Start of RECORDS TO USE
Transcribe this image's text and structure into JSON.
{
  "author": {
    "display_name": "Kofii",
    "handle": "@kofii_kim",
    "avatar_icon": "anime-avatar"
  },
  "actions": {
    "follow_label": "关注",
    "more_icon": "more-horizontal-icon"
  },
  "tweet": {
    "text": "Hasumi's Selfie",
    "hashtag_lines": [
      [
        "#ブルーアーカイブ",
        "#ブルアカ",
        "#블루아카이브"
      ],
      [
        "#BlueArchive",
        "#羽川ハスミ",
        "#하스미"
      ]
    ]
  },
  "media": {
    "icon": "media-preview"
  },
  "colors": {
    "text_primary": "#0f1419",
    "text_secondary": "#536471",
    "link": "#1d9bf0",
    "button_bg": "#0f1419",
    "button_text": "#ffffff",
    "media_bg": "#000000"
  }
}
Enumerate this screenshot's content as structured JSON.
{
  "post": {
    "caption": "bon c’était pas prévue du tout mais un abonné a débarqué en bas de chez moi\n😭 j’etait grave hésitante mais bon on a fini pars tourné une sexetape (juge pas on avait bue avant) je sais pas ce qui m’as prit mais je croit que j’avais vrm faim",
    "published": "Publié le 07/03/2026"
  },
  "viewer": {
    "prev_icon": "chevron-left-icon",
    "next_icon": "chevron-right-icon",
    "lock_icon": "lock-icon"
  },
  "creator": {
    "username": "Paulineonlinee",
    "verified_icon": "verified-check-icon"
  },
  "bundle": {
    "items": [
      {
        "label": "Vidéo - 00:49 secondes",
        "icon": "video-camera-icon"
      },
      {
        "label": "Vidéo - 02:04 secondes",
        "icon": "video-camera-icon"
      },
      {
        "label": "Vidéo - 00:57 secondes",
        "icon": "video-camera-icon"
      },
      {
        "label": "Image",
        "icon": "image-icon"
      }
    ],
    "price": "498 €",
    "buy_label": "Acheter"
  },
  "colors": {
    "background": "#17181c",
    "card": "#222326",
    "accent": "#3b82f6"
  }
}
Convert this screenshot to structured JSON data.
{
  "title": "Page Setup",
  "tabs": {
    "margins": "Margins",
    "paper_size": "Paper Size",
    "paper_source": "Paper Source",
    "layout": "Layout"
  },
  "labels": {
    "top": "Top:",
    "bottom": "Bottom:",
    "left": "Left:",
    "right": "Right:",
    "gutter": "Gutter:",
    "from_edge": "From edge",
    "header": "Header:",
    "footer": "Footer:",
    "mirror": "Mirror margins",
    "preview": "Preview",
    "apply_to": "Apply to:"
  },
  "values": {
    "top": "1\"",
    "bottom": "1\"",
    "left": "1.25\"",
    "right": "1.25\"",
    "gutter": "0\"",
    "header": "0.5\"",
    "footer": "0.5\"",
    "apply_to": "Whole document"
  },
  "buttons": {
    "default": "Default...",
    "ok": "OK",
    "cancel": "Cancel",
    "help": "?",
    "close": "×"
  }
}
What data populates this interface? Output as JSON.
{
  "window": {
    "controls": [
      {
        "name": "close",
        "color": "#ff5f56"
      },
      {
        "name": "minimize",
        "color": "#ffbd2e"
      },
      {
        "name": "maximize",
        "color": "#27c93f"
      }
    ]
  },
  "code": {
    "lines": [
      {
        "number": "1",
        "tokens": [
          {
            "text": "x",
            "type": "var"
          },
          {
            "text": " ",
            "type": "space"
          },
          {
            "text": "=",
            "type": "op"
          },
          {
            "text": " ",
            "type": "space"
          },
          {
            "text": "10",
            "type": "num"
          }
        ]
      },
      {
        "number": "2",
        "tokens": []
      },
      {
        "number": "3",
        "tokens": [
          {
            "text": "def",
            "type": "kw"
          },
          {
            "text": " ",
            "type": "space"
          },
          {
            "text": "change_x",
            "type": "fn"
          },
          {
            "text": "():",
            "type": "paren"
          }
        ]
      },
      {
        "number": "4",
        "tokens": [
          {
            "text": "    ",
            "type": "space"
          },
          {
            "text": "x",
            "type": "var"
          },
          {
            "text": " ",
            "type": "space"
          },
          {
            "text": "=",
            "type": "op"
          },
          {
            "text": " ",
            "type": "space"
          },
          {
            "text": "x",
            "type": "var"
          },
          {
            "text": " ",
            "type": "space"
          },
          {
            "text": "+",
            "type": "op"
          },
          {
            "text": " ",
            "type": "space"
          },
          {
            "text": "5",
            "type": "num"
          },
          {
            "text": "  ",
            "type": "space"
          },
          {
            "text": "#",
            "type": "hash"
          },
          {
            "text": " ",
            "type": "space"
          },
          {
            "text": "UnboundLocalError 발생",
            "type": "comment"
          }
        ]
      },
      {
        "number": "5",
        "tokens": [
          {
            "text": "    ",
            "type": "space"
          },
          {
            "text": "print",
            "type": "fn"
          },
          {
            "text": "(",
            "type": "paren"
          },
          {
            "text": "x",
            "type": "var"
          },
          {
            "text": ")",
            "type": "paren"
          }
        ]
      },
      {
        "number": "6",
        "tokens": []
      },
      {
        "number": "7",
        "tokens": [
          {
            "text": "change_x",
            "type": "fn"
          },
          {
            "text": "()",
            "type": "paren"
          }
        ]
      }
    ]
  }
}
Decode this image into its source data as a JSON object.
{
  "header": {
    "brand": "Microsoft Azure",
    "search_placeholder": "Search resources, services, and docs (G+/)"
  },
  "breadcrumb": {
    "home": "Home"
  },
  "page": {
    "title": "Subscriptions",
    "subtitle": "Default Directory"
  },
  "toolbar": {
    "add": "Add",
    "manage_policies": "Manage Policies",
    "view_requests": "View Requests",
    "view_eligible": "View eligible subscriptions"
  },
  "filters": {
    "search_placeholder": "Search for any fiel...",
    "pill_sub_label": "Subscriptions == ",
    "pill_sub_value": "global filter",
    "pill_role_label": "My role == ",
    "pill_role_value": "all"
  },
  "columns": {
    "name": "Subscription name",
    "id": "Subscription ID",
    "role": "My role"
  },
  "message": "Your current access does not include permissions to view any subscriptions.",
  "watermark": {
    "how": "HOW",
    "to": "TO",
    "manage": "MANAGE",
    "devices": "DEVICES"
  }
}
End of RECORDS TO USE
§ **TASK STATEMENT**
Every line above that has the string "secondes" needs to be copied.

§ **COMPLETED TASK**
        "label": "Vidéo - 00:49 secondes",
        "label": "Vidéo - 02:04 secondes",
        "label": "Vidéo - 00:57 secondes",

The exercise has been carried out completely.